Guardian’s monthly economic tracker paints mixed picture with businesses forced to close despite rising spending
Unemployment in Britain is beginning to climb despite a modest rebound in economic activity in the past month as coronavirus lockdown restrictions are lifted, Guardian analysis shows.
As the government eases restrictions on business and social life after three months of lockdown, the Guardian’s monthly tracker of economic news paints a mixed picture of an economy slowly recovering from the deepest recession in living memory.
Britain’s economy shrank by a record 20.4%, according to the latest figures for April, and job losses appeared to be mounting, with thousands of businesses forced to close.
However, closely watched surveys of business activity suggest the moment of maximum damage for the economy may have passed, while consumer spending and road trips are starting to rise as lockdown is eased.
As Britain exits the initial phase of the Covid-19 crisis, Rishi Sunak, the chancellor, is expected to announce a package of measures to stimulate the economy in a major speech next month.
But with signs of a slower recovery than first anticipated, the shadow chancellor, Anneliese Dodds, is warning in an article in the Guardian against cutting back support too quickly.
The Guardian has chosen eight economic indicators, as well as the FTSE 100 level, to track the impact of Covid-19 on jobs and growth and the measures used to contain it. Faced with a synchronised global recession of the kind unseen since the Great Depression, the coronavirus crisis watch will also weigh how the UK is faring compared with other countries.
Three months into the health emergency, the latest snapshot shows several warning lights flashing on the dashboard. In a sign of the mounting jobs crisis, the number of people out of work and claiming work-related benefits has jumped by 126% since the beginning of tlockdown to reach 2.8 million.
HMRC figures show the number of people on company payrolls plunged by 612,000 last month compared with March, while new job vacancies collapsed by the most on record. Unemployment is expected to more than double from the current rate of about 4% to levels last seen in the 1980s.
With thousands of businesses forced to close permanently or temporarily ceasing trading, more than 9 million workers have been furloughed on the government’s emergency wage subsidy scheme, at a cost of about £23bn to the exchequer.
However, the government will scale back the support from the end of next month, as ministers prioritise the reopening of the economy to help companies recover.
Dodds, in her Guardian article, said winding down the furlough scheme without providing extra support to companies still unable to reopen risked triggering a jobs crisis this summer.

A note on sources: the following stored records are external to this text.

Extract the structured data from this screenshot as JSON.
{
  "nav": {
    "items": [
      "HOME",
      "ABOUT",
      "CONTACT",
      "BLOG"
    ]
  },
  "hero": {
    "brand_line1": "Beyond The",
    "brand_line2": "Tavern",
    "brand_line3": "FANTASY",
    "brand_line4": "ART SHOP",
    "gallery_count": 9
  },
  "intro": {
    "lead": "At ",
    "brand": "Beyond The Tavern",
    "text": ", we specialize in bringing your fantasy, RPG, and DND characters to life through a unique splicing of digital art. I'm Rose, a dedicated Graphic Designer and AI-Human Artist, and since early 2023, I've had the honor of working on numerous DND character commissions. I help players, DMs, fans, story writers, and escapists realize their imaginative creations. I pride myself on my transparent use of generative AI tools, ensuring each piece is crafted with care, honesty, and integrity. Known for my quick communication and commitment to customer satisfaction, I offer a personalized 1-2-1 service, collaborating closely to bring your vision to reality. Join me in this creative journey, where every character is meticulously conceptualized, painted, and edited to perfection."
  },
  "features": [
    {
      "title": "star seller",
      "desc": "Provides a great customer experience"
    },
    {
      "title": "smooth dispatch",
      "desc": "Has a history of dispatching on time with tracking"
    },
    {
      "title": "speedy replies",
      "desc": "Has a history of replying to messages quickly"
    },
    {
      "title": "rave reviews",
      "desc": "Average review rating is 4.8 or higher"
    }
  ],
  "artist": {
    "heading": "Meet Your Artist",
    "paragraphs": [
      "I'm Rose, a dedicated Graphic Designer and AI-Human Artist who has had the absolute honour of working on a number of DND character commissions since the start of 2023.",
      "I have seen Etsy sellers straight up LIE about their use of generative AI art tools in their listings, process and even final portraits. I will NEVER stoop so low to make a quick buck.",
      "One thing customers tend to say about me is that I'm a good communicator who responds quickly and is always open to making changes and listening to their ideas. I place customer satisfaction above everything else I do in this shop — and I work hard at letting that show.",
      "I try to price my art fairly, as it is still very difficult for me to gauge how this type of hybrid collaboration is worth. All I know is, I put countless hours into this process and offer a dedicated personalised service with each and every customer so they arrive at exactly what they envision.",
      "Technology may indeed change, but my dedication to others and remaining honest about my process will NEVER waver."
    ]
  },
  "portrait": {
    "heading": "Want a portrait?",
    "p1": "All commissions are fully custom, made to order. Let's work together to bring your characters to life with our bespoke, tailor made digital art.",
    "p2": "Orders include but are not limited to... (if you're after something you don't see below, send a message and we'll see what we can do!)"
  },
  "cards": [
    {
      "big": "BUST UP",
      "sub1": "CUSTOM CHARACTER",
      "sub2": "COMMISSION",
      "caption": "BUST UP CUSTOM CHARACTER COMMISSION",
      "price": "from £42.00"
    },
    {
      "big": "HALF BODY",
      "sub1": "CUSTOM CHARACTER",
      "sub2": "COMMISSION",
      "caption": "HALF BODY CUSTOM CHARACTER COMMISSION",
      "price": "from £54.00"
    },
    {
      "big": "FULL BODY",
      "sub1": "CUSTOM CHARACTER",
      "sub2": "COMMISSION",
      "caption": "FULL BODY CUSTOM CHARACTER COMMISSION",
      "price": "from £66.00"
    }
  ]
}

“The government’s one-size-fits-all approach to support schemes makes no sense – it treats industries that can open today and industries that can’t exactly the same,” she said.
In the latest measure to reboot the economy, Boris Johnson on Tuesday announced that more businesses would be allowed to reopen from 4 July, including pubs, hotels and restaurants, and physical-distancing guidelines would be downgraded from 2-metres to “1-metre-plus”. The change was expected to enable more establishments to reopen with protective measures in place.
Business leaders have, however, warned of widespread job losses for companies forced to stay closed for longer, including gig venues, theatres and other leisure and hospitality outlets. Company bosses have also sounded the alarm that profits would remain under severe pressure for months, given the ongoing Covid-19 public health risks.
In the first week that non-essential stores were allowed to reopen, shopper numbers on England’s high streets surged by 45% compared with the previous week, according to the data provider Springboard. However, footfall remained down 54% on the same week in 2019 as large numbers of people continued to stay away.
Adam Marshall, director general of the British Chambers of Commerce, said: “While the relaxation of the 2 metre rule will help more firms increase capacity, we are still a long way from business as usual. Broader efforts to boost business and consumer confidence will still be needed to help firms trade their way out of this crisis.
“Businesses also need a clear roadmap to recovery, including fresh support for the worst-affected sectors and geographic areas, and broader fiscal measures to get the economy moving again.”